The present study does not allow us to conclude whether ORPs act as sterol transporters  or transmitters of sterol signals, as suggested for OSBP [9,10]. However, our work suggests that ORPs constitute the largest family of intracellular sterol-binding proteins with functions in lipid metabolism, intracellular lipid transport, membrane trafficking and cell signalling.
We thank Seija Puomilahti and Pirjo Ranta for skilled technical assistance. This study was supported by the Academy of Finland (grants 206298, 113013 and 118720 to V. M. O.), the Sigrid Jusélius Foundation, the Finnish Foundation for Cardiovascular Research and the Finnish Society of Sciences and Letters (V. M. O.).
Dulbecco's modified Eagle's medium
Eagle's minimal essential medium
fetal calf serum
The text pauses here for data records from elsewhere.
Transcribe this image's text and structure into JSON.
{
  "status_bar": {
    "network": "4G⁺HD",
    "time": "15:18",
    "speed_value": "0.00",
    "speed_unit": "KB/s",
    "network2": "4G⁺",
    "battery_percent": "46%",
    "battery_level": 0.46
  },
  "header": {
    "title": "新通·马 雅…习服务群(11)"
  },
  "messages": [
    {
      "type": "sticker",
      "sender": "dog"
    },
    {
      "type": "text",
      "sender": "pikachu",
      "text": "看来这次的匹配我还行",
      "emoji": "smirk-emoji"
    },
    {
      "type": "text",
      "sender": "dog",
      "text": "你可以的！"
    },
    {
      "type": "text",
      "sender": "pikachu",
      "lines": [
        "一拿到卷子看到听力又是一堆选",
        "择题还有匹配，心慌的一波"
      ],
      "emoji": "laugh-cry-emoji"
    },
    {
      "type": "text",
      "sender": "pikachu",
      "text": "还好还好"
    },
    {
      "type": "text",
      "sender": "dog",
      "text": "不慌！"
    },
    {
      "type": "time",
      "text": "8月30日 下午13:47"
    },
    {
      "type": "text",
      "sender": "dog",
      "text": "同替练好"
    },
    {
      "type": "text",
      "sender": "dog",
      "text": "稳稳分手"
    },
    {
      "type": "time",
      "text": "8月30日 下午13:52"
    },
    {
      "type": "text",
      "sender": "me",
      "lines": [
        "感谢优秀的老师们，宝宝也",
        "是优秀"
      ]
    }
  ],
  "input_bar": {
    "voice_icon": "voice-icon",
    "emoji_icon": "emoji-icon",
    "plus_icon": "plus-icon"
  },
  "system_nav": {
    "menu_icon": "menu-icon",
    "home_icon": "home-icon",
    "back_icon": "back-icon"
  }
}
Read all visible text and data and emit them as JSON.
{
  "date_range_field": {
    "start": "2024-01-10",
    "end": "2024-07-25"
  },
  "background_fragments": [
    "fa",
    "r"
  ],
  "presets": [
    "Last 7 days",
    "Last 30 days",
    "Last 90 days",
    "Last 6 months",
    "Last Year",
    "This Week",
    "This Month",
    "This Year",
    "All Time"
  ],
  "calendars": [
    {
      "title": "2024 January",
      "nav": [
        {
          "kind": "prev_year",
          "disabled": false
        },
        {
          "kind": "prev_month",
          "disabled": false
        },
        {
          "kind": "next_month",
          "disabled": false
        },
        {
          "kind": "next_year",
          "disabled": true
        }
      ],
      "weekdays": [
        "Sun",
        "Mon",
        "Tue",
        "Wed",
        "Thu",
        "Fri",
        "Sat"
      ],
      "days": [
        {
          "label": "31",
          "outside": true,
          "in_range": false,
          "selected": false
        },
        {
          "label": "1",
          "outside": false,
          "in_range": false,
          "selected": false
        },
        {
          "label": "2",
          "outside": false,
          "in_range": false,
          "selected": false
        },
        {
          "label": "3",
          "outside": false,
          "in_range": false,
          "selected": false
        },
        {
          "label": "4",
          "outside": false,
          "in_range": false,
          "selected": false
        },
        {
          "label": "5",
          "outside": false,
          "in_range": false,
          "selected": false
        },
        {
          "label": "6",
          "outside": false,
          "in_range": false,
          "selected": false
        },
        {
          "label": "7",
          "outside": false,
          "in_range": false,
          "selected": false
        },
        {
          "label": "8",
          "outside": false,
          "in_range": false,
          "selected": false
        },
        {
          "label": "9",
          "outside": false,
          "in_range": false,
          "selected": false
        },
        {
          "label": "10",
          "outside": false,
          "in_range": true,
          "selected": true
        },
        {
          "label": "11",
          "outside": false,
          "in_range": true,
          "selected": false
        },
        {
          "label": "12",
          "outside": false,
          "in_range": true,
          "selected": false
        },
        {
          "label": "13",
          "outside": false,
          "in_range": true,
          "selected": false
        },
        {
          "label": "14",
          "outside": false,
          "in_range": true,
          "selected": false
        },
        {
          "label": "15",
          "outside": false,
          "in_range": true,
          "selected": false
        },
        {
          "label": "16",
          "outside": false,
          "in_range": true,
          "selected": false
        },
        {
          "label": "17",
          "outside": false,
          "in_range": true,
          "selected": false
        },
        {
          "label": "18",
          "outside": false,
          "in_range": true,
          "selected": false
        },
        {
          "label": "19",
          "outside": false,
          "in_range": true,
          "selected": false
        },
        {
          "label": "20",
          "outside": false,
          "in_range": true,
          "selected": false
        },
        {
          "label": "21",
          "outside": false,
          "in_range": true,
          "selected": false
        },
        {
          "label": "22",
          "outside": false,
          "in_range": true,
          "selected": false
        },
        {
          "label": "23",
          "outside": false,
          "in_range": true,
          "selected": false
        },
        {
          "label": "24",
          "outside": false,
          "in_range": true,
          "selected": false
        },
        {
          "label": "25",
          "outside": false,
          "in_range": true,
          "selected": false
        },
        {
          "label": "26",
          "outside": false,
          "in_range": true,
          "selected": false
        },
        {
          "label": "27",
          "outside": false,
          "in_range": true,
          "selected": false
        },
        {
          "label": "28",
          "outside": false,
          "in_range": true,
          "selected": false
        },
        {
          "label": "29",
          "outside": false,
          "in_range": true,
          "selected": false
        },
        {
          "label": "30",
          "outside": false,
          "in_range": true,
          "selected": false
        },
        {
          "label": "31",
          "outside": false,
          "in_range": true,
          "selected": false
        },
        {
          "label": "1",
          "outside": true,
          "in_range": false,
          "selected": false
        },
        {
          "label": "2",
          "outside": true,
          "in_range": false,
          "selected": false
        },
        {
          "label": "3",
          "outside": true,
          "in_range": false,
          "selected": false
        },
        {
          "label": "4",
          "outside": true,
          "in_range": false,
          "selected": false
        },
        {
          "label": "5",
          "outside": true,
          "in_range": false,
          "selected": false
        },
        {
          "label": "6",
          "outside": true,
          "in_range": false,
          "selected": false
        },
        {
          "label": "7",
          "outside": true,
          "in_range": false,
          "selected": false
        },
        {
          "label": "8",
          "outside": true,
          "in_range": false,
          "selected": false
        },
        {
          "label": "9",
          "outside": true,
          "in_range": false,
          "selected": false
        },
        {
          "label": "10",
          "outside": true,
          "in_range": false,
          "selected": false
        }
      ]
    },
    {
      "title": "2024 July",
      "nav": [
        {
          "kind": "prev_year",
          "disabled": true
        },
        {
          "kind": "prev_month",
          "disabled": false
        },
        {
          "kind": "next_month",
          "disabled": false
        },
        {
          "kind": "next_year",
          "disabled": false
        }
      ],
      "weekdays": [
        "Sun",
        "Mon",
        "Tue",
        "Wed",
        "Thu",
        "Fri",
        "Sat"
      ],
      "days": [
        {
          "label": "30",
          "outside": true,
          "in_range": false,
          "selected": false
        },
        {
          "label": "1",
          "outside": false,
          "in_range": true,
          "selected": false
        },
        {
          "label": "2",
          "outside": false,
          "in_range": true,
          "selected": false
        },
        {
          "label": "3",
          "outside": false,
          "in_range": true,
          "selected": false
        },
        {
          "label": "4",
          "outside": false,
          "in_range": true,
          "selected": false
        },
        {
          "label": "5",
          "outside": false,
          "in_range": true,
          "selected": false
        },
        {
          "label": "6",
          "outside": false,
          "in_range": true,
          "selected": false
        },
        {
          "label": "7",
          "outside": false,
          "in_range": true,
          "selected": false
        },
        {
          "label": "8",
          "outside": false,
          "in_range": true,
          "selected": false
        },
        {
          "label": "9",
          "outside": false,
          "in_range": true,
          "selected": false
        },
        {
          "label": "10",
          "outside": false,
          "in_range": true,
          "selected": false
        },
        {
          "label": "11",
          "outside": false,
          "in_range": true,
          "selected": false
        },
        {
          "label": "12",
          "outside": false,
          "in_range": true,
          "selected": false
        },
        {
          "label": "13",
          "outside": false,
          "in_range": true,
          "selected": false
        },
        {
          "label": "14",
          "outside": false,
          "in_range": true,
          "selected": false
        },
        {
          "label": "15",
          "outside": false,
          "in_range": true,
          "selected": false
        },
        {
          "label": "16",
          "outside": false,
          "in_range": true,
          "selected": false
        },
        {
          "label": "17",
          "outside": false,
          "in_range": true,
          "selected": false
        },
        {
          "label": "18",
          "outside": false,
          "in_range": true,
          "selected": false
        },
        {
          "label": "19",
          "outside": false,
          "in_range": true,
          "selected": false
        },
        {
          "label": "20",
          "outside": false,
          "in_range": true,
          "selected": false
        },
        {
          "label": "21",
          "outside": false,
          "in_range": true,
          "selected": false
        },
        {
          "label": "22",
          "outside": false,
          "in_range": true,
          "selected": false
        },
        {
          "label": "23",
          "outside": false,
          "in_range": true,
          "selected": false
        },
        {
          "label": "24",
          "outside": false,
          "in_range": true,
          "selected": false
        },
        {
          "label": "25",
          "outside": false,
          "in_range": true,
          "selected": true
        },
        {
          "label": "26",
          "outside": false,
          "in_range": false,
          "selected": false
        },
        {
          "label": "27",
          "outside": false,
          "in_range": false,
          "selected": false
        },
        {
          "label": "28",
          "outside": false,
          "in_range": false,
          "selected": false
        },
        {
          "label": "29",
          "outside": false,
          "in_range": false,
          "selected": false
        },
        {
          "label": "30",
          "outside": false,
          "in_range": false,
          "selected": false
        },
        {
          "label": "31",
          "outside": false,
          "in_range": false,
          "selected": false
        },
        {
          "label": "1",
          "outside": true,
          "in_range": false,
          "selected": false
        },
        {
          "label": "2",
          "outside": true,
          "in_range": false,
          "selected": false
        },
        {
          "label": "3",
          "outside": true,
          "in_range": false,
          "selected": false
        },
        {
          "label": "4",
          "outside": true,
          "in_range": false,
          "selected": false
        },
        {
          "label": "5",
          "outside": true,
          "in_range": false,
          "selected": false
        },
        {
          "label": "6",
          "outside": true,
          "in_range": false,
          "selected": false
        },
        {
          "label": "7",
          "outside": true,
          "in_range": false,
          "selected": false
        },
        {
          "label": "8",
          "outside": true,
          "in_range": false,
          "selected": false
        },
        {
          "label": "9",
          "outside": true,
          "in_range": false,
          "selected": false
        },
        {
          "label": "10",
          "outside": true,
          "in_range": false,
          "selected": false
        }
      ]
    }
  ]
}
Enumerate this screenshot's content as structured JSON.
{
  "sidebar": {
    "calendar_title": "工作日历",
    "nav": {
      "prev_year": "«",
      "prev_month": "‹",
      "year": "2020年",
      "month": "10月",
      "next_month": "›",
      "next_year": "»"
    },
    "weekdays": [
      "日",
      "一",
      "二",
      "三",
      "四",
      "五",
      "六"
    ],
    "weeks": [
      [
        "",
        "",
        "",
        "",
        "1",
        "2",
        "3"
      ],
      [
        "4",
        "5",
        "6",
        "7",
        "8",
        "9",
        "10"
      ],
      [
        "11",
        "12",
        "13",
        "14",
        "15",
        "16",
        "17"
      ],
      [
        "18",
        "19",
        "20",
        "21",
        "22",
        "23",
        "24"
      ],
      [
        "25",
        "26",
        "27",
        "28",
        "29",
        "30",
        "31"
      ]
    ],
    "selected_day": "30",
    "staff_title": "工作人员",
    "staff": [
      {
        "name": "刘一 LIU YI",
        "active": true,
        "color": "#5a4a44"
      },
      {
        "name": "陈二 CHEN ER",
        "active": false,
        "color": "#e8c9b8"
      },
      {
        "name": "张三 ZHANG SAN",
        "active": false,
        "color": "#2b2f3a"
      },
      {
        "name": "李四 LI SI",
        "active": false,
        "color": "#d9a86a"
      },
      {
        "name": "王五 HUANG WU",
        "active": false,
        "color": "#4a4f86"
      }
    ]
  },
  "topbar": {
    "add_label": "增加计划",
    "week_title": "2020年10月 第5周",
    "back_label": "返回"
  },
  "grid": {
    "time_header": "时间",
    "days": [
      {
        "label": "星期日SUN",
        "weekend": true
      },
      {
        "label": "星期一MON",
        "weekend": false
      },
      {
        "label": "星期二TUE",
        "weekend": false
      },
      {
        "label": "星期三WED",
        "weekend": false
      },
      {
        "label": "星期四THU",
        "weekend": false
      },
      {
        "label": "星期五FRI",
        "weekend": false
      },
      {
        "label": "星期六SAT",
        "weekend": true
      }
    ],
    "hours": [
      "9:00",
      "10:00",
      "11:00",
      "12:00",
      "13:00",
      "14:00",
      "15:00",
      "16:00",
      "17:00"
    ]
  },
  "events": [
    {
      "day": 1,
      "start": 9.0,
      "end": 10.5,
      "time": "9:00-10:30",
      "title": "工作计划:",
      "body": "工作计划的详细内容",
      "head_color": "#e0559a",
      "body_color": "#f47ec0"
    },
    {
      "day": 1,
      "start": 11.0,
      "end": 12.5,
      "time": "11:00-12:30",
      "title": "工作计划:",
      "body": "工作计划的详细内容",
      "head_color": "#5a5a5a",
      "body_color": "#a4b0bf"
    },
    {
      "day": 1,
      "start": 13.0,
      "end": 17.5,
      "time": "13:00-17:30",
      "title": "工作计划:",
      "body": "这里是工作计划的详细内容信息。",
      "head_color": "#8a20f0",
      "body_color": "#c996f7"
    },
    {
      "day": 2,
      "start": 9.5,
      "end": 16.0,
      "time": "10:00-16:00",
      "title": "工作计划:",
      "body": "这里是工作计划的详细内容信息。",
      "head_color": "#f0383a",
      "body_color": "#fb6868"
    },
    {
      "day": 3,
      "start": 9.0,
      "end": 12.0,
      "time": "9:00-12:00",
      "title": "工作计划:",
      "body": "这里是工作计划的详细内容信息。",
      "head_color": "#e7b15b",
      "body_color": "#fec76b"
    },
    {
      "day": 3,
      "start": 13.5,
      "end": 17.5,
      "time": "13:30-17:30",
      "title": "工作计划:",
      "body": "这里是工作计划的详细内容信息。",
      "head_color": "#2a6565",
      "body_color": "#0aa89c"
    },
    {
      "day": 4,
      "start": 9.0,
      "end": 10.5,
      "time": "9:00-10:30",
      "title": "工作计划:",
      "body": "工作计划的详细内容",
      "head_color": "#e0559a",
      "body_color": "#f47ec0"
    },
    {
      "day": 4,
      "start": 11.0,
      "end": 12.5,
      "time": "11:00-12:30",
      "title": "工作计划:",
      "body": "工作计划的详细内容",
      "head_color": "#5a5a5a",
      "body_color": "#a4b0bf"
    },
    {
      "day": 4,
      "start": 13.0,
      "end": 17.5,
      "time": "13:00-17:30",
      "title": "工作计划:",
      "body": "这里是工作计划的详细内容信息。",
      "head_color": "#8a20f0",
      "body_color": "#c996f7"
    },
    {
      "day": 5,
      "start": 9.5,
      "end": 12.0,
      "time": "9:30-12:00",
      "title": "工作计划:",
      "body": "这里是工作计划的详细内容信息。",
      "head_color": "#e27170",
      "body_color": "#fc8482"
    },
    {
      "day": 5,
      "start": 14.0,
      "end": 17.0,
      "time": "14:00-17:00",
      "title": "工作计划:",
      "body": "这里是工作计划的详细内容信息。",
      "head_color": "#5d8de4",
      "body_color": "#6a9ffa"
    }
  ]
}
OSBP-related ligand-binding domain
- PH domain
pleckstrin homology domain